WORK ORDER:
Please retype all of the following entries exactly.

AVAILABLE DATA:
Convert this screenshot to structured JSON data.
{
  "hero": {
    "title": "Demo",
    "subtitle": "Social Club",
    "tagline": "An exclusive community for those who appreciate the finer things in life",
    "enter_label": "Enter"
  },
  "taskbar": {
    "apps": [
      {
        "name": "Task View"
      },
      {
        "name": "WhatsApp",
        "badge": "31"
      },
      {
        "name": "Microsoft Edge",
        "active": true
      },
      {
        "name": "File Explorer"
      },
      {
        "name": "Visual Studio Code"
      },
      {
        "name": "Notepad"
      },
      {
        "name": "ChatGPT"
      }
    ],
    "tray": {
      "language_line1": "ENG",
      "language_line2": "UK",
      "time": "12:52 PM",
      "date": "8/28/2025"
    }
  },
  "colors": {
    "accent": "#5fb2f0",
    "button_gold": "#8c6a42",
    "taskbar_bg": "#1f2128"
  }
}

SOLUTION TO THIS PROBLEM:
Convert this screenshot to structured JSON data.
{
  "hero": {
    "title": "Demo",
    "subtitle": "Social Club",
    "tagline": "An exclusive community for those who appreciate the finer things in life",
    "enter_label": "Enter"
  },
  "taskbar": {
    "apps": [
      {
        "name": "Task View"
      },
      {
        "name": "WhatsApp",
        "badge": "31"
      },
      {
        "name": "Microsoft Edge",
        "active": true
      },
      {
        "name": "File Explorer"
      },
      {
        "name": "Visual Studio Code"
      },
      {
        "name": "Notepad"
      },
      {
        "name": "ChatGPT"
      }
    ],
    "tray": {
      "language_line1": "ENG",
      "language_line2": "UK",
      "time": "12:52 PM",
      "date": "8/28/2025"
    }
  },
  "colors": {
    "accent": "#5fb2f0",
    "button_gold": "#8c6a42",
    "taskbar_bg": "#1f2128"
  }
}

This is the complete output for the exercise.